[Start of section]

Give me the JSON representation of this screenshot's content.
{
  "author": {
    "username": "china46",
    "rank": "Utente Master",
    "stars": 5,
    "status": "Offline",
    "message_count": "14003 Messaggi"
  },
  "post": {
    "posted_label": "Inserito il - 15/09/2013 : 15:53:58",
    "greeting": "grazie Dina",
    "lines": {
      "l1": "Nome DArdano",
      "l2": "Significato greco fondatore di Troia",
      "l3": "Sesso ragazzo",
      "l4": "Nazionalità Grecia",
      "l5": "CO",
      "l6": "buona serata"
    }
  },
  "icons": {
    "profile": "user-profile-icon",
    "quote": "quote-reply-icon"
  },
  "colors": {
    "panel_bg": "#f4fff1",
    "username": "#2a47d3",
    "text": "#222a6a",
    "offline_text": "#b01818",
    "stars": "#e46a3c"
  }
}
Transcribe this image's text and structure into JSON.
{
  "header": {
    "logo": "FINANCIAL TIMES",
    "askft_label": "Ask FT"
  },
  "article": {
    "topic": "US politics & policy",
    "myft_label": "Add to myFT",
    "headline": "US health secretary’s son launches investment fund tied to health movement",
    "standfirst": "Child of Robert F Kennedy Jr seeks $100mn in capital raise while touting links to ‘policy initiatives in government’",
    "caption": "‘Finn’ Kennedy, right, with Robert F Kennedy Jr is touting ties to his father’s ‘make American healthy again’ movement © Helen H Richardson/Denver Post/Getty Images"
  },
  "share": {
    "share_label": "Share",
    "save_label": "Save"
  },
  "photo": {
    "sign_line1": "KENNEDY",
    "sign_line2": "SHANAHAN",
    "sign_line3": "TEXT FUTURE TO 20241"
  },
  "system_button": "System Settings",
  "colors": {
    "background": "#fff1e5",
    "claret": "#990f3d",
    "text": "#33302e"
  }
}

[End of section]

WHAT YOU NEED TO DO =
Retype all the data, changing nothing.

EXERCISE SOLUTION =
Give me the JSON representation of this screenshot's content.
{
  "author": {
    "username": "china46",
    "rank": "Utente Master",
    "stars": 5,
    "status": "Offline",
    "message_count": "14003 Messaggi"
  },
  "post": {
    "posted_label": "Inserito il - 15/09/2013 : 15:53:58",
    "greeting": "grazie Dina",
    "lines": {
      "l1": "Nome DArdano",
      "l2": "Significato greco fondatore di Troia",
      "l3": "Sesso ragazzo",
      "l4": "Nazionalità Grecia",
      "l5": "CO",
      "l6": "buona serata"
    }
  },
  "icons": {
    "profile": "user-profile-icon",
    "quote": "quote-reply-icon"
  },
  "colors": {
    "panel_bg": "#f4fff1",
    "username": "#2a47d3",
    "text": "#222a6a",
    "offline_text": "#b01818",
    "stars": "#e46a3c"
  }
}
Transcribe this image's text and structure into JSON.
{
  "header": {
    "logo": "FINANCIAL TIMES",
    "askft_label": "Ask FT"
  },
  "article": {
    "topic": "US politics & policy",
    "myft_label": "Add to myFT",
    "headline": "US health secretary’s son launches investment fund tied to health movement",
    "standfirst": "Child of Robert F Kennedy Jr seeks $100mn in capital raise while touting links to ‘policy initiatives in government’",
    "caption": "‘Finn’ Kennedy, right, with Robert F Kennedy Jr is touting ties to his father’s ‘make American healthy again’ movement © Helen H Richardson/Denver Post/Getty Images"
  },
  "share": {
    "share_label": "Share",
    "save_label": "Save"
  },
  "photo": {
    "sign_line1": "KENNEDY",
    "sign_line2": "SHANAHAN",
    "sign_line3": "TEXT FUTURE TO 20241"
  },
  "system_button": "System Settings",
  "colors": {
    "background": "#fff1e5",
    "claret": "#990f3d",
    "text": "#33302e"
  }
}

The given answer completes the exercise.